• _Goal of the exercise_:
Locate all lines in the data below that hold "username" and show them.

• _Supplied material_:

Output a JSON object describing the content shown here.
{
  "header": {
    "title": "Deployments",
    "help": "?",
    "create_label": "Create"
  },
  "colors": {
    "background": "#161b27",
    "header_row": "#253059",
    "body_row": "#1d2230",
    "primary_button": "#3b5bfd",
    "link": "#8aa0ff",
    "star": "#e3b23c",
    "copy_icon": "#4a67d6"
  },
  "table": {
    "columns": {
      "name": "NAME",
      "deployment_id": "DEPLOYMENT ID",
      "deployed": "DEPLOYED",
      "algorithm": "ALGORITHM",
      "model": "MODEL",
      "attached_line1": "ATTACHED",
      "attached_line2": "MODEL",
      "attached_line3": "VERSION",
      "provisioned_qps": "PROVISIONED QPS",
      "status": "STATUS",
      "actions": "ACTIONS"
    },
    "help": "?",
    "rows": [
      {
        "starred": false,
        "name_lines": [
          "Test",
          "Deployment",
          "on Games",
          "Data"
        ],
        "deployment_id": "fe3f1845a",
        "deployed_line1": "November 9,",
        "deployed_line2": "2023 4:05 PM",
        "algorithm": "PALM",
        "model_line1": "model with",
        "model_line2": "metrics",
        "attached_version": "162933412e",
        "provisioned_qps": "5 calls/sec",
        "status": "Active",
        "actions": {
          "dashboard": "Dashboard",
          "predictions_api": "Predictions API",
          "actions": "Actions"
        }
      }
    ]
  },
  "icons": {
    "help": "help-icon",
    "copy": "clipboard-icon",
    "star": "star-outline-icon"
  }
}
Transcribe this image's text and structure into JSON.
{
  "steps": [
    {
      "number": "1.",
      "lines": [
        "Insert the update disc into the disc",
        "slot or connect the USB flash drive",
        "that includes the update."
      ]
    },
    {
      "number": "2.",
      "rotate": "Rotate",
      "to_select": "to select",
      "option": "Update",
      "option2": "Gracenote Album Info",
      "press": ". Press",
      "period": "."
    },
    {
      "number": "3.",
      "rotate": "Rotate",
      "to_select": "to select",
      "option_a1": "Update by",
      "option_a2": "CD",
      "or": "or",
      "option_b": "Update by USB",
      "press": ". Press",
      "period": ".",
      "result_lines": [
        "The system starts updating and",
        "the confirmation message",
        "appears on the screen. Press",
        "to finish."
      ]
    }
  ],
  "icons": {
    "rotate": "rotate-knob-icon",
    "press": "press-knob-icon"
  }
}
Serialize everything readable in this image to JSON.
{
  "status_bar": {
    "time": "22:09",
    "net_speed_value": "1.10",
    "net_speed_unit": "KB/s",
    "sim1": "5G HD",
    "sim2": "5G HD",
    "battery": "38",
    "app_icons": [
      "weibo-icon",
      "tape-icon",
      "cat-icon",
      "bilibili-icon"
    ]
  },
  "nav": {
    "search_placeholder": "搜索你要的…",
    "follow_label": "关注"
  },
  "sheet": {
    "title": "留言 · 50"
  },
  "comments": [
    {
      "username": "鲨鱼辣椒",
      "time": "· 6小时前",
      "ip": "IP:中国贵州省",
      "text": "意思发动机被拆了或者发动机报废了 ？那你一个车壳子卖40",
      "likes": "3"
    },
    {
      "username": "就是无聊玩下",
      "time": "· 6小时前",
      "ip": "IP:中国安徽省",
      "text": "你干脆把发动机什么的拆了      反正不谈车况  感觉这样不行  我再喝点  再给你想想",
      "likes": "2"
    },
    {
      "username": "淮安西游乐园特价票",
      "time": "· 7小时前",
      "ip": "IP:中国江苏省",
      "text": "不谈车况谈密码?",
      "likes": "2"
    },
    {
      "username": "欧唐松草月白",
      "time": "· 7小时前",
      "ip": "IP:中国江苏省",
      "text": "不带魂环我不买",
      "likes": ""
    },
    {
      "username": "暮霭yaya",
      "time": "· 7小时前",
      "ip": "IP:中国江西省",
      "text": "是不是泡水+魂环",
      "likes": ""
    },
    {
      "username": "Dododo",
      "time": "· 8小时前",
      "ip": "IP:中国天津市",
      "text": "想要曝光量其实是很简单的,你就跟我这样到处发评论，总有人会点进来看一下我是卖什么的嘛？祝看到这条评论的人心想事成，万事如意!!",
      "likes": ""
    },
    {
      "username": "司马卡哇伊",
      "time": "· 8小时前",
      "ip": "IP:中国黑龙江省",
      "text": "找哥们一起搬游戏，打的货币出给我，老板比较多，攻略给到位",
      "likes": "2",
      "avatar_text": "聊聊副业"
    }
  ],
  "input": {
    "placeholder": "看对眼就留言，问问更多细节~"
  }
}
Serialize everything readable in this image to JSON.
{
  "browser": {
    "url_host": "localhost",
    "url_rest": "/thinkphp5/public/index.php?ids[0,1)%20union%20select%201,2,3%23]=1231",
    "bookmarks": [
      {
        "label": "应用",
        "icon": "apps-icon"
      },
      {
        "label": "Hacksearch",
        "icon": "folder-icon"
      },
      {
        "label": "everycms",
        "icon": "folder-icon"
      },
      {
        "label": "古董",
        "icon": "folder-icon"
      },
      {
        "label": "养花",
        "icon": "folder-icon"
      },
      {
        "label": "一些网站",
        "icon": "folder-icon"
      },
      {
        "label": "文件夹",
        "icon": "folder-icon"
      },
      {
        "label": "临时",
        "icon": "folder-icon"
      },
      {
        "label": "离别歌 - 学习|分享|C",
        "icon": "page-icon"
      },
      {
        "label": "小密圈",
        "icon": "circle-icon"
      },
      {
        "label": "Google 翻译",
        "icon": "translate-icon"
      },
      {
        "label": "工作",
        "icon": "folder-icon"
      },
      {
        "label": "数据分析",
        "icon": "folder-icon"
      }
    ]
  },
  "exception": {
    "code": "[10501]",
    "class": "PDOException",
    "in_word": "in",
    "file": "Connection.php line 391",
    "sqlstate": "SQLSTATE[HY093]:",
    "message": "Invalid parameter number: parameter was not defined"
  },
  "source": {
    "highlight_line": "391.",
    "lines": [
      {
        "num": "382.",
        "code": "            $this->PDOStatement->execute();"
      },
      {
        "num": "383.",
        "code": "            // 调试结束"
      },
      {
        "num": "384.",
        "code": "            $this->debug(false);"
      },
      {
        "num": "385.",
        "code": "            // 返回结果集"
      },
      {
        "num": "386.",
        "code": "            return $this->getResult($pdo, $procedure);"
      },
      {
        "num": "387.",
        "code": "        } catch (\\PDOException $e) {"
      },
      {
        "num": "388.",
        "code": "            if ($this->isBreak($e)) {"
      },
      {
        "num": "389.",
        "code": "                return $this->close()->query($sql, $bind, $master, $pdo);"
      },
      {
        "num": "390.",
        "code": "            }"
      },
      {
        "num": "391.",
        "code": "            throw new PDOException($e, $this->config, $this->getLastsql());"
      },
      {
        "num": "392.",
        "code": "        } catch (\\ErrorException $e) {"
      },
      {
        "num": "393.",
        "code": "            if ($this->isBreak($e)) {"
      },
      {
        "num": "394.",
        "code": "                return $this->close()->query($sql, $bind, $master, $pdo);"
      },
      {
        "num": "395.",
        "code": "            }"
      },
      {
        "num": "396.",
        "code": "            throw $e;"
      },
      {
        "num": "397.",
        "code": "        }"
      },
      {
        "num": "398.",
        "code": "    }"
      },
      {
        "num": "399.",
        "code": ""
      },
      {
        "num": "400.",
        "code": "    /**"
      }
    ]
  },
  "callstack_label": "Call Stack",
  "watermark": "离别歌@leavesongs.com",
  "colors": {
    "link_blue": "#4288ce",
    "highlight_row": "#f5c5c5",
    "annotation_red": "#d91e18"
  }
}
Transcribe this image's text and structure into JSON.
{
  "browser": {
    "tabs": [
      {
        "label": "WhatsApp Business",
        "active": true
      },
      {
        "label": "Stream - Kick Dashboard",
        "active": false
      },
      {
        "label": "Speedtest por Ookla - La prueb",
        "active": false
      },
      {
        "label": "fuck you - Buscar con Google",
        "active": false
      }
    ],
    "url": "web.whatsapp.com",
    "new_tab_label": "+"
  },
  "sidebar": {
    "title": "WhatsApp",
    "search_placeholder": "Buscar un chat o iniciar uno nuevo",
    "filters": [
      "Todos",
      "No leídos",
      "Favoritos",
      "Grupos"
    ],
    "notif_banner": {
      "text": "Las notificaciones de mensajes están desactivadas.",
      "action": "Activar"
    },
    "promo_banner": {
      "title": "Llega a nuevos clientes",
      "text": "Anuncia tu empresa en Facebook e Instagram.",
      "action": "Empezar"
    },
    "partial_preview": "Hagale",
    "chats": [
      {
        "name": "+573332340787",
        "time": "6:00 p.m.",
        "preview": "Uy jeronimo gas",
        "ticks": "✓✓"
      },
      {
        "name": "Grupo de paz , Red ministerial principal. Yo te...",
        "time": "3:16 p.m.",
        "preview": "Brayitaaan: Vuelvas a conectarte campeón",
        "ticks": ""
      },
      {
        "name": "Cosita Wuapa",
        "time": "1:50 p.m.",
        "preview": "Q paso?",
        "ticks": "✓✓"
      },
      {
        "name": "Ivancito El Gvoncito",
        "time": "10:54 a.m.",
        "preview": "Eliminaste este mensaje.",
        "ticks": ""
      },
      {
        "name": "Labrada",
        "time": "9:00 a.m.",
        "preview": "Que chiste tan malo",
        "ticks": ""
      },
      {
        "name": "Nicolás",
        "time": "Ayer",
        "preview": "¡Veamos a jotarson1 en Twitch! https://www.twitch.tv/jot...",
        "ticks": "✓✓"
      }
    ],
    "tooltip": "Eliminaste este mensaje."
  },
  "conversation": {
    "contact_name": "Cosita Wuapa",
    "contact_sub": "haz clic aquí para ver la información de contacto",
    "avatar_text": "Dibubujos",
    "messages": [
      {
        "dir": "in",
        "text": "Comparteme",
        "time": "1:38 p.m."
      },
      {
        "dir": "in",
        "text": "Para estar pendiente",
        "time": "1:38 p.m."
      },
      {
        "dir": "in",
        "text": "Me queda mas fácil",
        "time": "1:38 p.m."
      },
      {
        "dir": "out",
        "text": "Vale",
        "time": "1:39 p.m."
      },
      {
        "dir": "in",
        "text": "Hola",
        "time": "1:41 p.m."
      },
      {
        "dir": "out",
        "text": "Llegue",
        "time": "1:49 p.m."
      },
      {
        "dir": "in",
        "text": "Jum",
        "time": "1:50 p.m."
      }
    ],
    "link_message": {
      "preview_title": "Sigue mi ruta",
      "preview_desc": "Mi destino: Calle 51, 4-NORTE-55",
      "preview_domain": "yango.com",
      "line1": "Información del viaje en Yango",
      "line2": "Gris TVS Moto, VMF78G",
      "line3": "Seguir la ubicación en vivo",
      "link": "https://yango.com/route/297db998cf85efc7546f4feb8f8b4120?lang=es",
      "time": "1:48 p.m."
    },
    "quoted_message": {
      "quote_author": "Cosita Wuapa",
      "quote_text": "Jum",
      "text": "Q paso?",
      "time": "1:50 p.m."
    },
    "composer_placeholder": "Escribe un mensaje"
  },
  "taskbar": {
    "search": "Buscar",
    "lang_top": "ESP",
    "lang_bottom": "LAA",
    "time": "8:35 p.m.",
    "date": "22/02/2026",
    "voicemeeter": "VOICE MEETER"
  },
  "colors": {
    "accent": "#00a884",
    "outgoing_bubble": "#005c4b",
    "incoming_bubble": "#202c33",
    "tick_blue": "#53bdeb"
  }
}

• _Exercise response_:
      "username": "鲨鱼辣椒",
      "username": "就是无聊玩下",
      "username": "淮安西游乐园特价票",
      "username": "欧唐松草月白",
      "username": "暮霭yaya",
      "username": "Dododo",
      "username": "司马卡哇伊",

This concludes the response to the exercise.